## Description of the task
Check each line of the data for "Ctrl", and copy the ones that have it.

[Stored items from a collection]
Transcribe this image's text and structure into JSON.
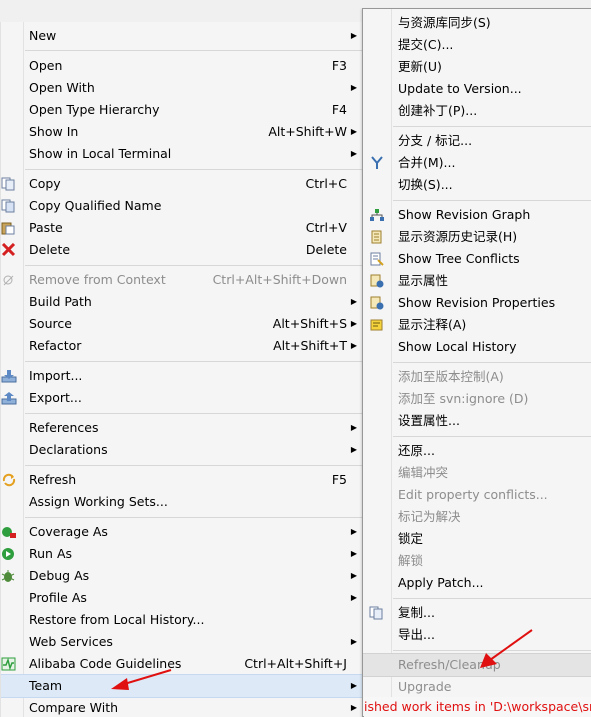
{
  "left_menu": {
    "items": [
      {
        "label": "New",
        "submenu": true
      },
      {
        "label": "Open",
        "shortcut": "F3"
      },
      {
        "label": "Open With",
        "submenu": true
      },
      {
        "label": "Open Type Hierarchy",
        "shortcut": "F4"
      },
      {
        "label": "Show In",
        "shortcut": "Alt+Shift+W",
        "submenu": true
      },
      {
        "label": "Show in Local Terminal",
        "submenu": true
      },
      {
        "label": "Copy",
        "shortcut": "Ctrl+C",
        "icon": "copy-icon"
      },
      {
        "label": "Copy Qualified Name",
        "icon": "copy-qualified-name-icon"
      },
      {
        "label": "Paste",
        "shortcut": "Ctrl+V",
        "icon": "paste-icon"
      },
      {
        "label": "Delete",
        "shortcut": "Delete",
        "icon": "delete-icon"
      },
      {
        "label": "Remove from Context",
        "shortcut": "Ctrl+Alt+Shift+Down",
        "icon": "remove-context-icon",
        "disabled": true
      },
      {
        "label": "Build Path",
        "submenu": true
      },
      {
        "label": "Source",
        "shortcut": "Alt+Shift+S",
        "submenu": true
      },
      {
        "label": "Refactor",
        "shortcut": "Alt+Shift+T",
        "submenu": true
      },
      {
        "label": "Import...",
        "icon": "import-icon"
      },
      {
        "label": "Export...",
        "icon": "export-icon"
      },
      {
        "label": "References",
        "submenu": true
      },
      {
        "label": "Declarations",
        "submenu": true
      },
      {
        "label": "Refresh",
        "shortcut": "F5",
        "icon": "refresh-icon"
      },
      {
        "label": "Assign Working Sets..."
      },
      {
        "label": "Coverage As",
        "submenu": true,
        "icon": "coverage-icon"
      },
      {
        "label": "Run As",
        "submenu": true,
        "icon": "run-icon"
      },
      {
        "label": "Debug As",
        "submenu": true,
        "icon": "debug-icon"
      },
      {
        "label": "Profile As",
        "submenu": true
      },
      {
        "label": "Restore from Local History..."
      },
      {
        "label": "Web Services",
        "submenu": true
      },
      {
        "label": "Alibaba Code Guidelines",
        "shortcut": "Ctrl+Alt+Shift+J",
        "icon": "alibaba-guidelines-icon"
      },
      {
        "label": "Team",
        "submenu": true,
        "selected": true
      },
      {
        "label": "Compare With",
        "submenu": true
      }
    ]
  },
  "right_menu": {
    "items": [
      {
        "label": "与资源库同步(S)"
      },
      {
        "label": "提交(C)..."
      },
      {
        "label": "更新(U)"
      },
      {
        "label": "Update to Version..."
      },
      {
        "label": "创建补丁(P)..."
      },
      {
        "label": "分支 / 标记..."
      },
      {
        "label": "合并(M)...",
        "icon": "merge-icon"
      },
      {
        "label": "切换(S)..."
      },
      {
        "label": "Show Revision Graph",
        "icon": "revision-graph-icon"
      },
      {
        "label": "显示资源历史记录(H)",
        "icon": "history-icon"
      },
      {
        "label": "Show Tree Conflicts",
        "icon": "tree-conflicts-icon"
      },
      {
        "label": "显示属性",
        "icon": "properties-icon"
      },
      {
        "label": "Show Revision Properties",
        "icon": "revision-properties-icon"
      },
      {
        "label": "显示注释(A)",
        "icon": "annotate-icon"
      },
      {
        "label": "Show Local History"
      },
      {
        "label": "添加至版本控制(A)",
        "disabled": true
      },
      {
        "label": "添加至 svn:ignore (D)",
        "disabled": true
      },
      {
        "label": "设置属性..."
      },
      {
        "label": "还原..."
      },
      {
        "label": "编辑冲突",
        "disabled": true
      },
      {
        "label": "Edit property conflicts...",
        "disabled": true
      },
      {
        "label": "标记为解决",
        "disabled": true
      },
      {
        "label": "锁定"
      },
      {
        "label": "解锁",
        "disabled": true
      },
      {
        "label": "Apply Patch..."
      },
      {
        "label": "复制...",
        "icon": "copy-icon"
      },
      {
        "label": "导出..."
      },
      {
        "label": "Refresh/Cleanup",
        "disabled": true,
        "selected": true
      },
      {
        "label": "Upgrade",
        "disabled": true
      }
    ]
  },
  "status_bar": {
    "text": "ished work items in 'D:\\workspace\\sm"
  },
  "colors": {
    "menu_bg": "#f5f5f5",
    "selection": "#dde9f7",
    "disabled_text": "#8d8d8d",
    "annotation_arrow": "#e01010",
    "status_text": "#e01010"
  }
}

## Written answer
        "shortcut": "Ctrl+C",
        "shortcut": "Ctrl+V",
        "shortcut": "Ctrl+Alt+Shift+Down",
        "shortcut": "Ctrl+Alt+Shift+J",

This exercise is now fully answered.